Aim of the exercise:
Give the data again, word for word.
───── Dataset entries
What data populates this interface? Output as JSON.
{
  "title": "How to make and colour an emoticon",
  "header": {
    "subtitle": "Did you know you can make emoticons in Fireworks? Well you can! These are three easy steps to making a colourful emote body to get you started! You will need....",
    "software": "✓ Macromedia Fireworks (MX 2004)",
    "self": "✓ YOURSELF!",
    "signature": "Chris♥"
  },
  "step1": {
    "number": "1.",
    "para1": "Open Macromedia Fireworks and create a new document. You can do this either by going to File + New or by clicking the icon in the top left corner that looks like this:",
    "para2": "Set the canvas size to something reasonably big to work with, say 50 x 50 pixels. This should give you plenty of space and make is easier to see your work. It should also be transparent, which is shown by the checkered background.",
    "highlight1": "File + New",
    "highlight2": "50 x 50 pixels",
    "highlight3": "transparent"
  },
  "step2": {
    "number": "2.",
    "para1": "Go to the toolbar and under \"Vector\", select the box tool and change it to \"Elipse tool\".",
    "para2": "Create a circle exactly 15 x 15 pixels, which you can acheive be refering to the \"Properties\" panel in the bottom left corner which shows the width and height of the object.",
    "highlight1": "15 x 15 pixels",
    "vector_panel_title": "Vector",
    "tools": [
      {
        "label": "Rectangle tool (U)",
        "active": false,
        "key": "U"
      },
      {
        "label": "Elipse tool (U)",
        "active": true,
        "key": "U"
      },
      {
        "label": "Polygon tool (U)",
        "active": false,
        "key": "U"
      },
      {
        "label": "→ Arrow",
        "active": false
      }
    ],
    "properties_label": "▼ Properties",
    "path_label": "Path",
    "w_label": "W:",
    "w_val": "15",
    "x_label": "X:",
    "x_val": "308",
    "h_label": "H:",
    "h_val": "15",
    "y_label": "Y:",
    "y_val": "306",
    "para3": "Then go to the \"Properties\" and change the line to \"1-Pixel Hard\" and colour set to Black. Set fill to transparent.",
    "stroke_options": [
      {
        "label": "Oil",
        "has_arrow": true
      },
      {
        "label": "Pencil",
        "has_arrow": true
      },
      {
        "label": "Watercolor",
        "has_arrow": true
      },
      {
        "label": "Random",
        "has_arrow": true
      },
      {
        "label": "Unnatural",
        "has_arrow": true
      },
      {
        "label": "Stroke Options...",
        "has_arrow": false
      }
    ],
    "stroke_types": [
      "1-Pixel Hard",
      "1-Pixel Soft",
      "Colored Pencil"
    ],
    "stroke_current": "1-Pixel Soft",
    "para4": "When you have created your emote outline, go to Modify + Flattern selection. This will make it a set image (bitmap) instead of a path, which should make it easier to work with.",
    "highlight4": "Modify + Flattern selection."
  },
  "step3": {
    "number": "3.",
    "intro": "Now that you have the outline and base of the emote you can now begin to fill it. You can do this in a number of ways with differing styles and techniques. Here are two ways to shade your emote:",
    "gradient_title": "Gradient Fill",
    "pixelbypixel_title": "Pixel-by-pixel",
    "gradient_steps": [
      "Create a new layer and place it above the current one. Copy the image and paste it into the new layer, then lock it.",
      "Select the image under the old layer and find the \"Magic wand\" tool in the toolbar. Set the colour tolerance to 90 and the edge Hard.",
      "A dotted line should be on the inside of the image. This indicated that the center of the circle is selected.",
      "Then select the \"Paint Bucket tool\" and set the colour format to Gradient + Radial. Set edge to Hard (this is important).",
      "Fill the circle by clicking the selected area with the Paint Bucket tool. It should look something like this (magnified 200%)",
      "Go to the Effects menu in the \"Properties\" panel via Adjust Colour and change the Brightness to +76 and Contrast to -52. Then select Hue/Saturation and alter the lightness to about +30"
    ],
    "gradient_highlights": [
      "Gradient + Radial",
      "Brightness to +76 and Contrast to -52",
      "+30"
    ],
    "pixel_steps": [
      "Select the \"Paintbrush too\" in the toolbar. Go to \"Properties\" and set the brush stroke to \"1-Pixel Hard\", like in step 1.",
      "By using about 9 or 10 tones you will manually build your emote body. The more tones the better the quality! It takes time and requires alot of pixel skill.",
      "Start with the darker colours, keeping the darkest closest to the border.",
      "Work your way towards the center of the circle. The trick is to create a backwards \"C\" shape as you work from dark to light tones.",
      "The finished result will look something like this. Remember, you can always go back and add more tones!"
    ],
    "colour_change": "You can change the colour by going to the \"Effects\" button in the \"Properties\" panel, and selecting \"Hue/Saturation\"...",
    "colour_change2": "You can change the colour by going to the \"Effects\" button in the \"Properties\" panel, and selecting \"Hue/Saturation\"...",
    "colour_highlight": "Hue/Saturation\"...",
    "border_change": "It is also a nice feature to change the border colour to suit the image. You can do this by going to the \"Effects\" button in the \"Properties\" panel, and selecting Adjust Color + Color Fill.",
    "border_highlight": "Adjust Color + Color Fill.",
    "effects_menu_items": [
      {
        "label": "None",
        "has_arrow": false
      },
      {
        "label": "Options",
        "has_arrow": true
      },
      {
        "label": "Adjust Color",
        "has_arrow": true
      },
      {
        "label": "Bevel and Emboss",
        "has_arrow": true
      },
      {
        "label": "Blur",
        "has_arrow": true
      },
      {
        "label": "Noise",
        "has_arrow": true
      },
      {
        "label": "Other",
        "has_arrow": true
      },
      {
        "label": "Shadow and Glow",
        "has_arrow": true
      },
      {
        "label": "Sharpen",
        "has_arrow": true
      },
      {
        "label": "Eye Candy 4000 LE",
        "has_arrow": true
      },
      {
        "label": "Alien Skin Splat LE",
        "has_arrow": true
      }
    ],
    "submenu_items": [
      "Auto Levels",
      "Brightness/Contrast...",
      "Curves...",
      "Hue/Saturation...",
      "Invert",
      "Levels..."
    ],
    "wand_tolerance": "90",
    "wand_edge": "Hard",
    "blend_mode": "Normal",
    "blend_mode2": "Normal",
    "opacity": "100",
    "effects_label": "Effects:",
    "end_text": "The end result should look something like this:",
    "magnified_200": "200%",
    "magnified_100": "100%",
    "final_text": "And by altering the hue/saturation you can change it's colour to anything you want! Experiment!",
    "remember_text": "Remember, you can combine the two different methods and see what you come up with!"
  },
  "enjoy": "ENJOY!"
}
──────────
Result of the task:
What data populates this interface? Output as JSON.
{
  "title": "How to make and colour an emoticon",
  "header": {
    "subtitle": "Did you know you can make emoticons in Fireworks? Well you can! These are three easy steps to making a colourful emote body to get you started! You will need....",
    "software": "✓ Macromedia Fireworks (MX 2004)",
    "self": "✓ YOURSELF!",
    "signature": "Chris♥"
  },
  "step1": {
    "number": "1.",
    "para1": "Open Macromedia Fireworks and create a new document. You can do this either by going to File + New or by clicking the icon in the top left corner that looks like this:",
    "para2": "Set the canvas size to something reasonably big to work with, say 50 x 50 pixels. This should give you plenty of space and make is easier to see your work. It should also be transparent, which is shown by the checkered background.",
    "highlight1": "File + New",
    "highlight2": "50 x 50 pixels",
    "highlight3": "transparent"
  },
  "step2": {
    "number": "2.",
    "para1": "Go to the toolbar and under \"Vector\", select the box tool and change it to \"Elipse tool\".",
    "para2": "Create a circle exactly 15 x 15 pixels, which you can acheive be refering to the \"Properties\" panel in the bottom left corner which shows the width and height of the object.",
    "highlight1": "15 x 15 pixels",
    "vector_panel_title": "Vector",
    "tools": [
      {
        "label": "Rectangle tool (U)",
        "active": false,
        "key": "U"
      },
      {
        "label": "Elipse tool (U)",
        "active": true,
        "key": "U"
      },
      {
        "label": "Polygon tool (U)",
        "active": false,
        "key": "U"
      },
      {
        "label": "→ Arrow",
        "active": false
      }
    ],
    "properties_label": "▼ Properties",
    "path_label": "Path",
    "w_label": "W:",
    "w_val": "15",
    "x_label": "X:",
    "x_val": "308",
    "h_label": "H:",
    "h_val": "15",
    "y_label": "Y:",
    "y_val": "306",
    "para3": "Then go to the \"Properties\" and change the line to \"1-Pixel Hard\" and colour set to Black. Set fill to transparent.",
    "stroke_options": [
      {
        "label": "Oil",
        "has_arrow": true
      },
      {
        "label": "Pencil",
        "has_arrow": true
      },
      {
        "label": "Watercolor",
        "has_arrow": true
      },
      {
        "label": "Random",
        "has_arrow": true
      },
      {
        "label": "Unnatural",
        "has_arrow": true
      },
      {
        "label": "Stroke Options...",
        "has_arrow": false
      }
    ],
    "stroke_types": [
      "1-Pixel Hard",
      "1-Pixel Soft",
      "Colored Pencil"
    ],
    "stroke_current": "1-Pixel Soft",
    "para4": "When you have created your emote outline, go to Modify + Flattern selection. This will make it a set image (bitmap) instead of a path, which should make it easier to work with.",
    "highlight4": "Modify + Flattern selection."
  },
  "step3": {
    "number": "3.",
    "intro": "Now that you have the outline and base of the emote you can now begin to fill it. You can do this in a number of ways with differing styles and techniques. Here are two ways to shade your emote:",
    "gradient_title": "Gradient Fill",
    "pixelbypixel_title": "Pixel-by-pixel",
    "gradient_steps": [
      "Create a new layer and place it above the current one. Copy the image and paste it into the new layer, then lock it.",
      "Select the image under the old layer and find the \"Magic wand\" tool in the toolbar. Set the colour tolerance to 90 and the edge Hard.",
      "A dotted line should be on the inside of the image. This indicated that the center of the circle is selected.",
      "Then select the \"Paint Bucket tool\" and set the colour format to Gradient + Radial. Set edge to Hard (this is important).",
      "Fill the circle by clicking the selected area with the Paint Bucket tool. It should look something like this (magnified 200%)",
      "Go to the Effects menu in the \"Properties\" panel via Adjust Colour and change the Brightness to +76 and Contrast to -52. Then select Hue/Saturation and alter the lightness to about +30"
    ],
    "gradient_highlights": [
      "Gradient + Radial",
      "Brightness to +76 and Contrast to -52",
      "+30"
    ],
    "pixel_steps": [
      "Select the \"Paintbrush too\" in the toolbar. Go to \"Properties\" and set the brush stroke to \"1-Pixel Hard\", like in step 1.",
      "By using about 9 or 10 tones you will manually build your emote body. The more tones the better the quality! It takes time and requires alot of pixel skill.",
      "Start with the darker colours, keeping the darkest closest to the border.",
      "Work your way towards the center of the circle. The trick is to create a backwards \"C\" shape as you work from dark to light tones.",
      "The finished result will look something like this. Remember, you can always go back and add more tones!"
    ],
    "colour_change": "You can change the colour by going to the \"Effects\" button in the \"Properties\" panel, and selecting \"Hue/Saturation\"...",
    "colour_change2": "You can change the colour by going to the \"Effects\" button in the \"Properties\" panel, and selecting \"Hue/Saturation\"...",
    "colour_highlight": "Hue/Saturation\"...",
    "border_change": "It is also a nice feature to change the border colour to suit the image. You can do this by going to the \"Effects\" button in the \"Properties\" panel, and selecting Adjust Color + Color Fill.",
    "border_highlight": "Adjust Color + Color Fill.",
    "effects_menu_items": [
      {
        "label": "None",
        "has_arrow": false
      },
      {
        "label": "Options",
        "has_arrow": true
      },
      {
        "label": "Adjust Color",
        "has_arrow": true
      },
      {
        "label": "Bevel and Emboss",
        "has_arrow": true
      },
      {
        "label": "Blur",
        "has_arrow": true
      },
      {
        "label": "Noise",
        "has_arrow": true
      },
      {
        "label": "Other",
        "has_arrow": true
      },
      {
        "label": "Shadow and Glow",
        "has_arrow": true
      },
      {
        "label": "Sharpen",
        "has_arrow": true
      },
      {
        "label": "Eye Candy 4000 LE",
        "has_arrow": true
      },
      {
        "label": "Alien Skin Splat LE",
        "has_arrow": true
      }
    ],
    "submenu_items": [
      "Auto Levels",
      "Brightness/Contrast...",
      "Curves...",
      "Hue/Saturation...",
      "Invert",
      "Levels..."
    ],
    "wand_tolerance": "90",
    "wand_edge": "Hard",
    "blend_mode": "Normal",
    "blend_mode2": "Normal",
    "opacity": "100",
    "effects_label": "Effects:",
    "end_text": "The end result should look something like this:",
    "magnified_200": "200%",
    "magnified_100": "100%",
    "final_text": "And by altering the hue/saturation you can change it's colour to anything you want! Experiment!",
    "remember_text": "Remember, you can combine the two different methods and see what you come up with!"
  },
  "enjoy": "ENJOY!"
}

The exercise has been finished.